Approximately midway through the investigation, we ended up getting a few interesting hits on the K2 meter. At one point, Joe notices  a significant hit on the K2 that we had placed on the monument. We immediately began asking questions, in hopes of capturing an EVP or disembodied voice. During this time, we captured an EVP  on the IR camera that I was holding, of what sounds like a male moan. We did not hear this noise in real time. You can hear the moan at approximately the five second mark of the clip labeled, "Odd Noise- Moan". Shortly after catching this EVP, I noticed a significant hit on the K2 meter that I was holding. I then asked whatever was out there to go ahead an do it again. A few seconds later, I captured a K2 response on my IR video camera. This was the final time that we received a hit of the K2 for the rest of the investigation. You can view the footage on the clip labeled, "K2 Response".


Conclusion/Thoughts:

This was a tough investigation. Any time you are investigating outdoors and the weather conditions can play a factor, it is hard to verify whether something is legitimately paranormal or not. I do feel that we were able to come up with logical explanations for a few of the claims at the crash site, such as the sound of a small airplane, light anomalies, and possible footsteps. This doesn't discredit all of the experiences that people have had while visiting the crash site, but it does provide possible explanations for some of the oddities. We did experience what seemed to be a direct response on the K2 meter, and captured what is possibly an EVP of a male moaning. However, without further investigation of this location under better weather conditions, I don't feel like the evidence we caught is significant enough to label it as haunted. Hopefully we will get the chance to go back at some point and work to answer more of the questions surrounding this location.

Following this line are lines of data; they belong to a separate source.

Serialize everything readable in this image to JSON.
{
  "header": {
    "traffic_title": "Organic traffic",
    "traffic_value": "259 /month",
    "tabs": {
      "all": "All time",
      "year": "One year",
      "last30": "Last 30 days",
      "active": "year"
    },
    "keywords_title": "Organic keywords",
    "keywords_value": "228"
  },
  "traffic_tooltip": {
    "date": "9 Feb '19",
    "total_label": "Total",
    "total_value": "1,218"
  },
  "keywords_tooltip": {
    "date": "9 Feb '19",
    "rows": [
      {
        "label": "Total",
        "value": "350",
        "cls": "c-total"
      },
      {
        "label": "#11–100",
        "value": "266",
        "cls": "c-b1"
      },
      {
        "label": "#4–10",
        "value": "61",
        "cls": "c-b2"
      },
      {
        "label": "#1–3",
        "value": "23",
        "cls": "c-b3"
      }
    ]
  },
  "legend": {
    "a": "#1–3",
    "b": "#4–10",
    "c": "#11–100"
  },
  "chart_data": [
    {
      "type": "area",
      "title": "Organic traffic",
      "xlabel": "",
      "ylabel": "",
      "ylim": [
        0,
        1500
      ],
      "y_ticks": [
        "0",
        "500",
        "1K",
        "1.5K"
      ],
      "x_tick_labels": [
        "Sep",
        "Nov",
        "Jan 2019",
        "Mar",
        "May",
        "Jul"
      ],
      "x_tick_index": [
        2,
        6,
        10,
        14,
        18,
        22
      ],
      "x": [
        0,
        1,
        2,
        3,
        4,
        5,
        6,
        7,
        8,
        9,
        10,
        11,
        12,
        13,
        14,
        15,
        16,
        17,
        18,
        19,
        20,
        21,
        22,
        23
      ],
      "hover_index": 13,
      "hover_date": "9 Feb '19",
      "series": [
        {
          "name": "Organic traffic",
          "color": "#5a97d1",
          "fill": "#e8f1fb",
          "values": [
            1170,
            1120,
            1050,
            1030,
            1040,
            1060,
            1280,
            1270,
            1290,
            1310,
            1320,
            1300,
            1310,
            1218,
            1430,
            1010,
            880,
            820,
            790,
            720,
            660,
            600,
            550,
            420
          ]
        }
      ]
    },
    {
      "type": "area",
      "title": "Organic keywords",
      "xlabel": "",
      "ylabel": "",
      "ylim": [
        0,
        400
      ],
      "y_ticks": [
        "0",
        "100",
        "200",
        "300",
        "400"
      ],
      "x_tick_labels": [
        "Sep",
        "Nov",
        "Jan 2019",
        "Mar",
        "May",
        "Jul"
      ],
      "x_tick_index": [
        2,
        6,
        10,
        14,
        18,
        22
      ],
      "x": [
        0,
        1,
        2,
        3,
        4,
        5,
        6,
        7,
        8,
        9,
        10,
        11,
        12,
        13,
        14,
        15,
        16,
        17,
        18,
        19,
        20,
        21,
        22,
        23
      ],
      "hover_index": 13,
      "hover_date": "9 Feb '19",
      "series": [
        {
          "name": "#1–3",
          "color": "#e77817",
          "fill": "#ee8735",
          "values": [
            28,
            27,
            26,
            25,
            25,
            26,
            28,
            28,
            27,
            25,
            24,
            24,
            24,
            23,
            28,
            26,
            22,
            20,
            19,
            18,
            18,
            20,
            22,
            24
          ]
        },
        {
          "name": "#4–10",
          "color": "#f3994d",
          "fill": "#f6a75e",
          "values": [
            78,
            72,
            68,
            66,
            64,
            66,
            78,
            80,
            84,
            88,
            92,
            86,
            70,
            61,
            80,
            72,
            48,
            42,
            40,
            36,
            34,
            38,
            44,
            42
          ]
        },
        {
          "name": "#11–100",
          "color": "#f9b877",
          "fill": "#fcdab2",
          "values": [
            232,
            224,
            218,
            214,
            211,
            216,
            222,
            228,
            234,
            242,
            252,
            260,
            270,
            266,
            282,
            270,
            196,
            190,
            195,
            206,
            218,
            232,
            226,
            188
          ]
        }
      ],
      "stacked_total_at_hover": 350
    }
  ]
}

Buddy Holly Plane Crash Site

June, 2014

Investigation / Research / Documentation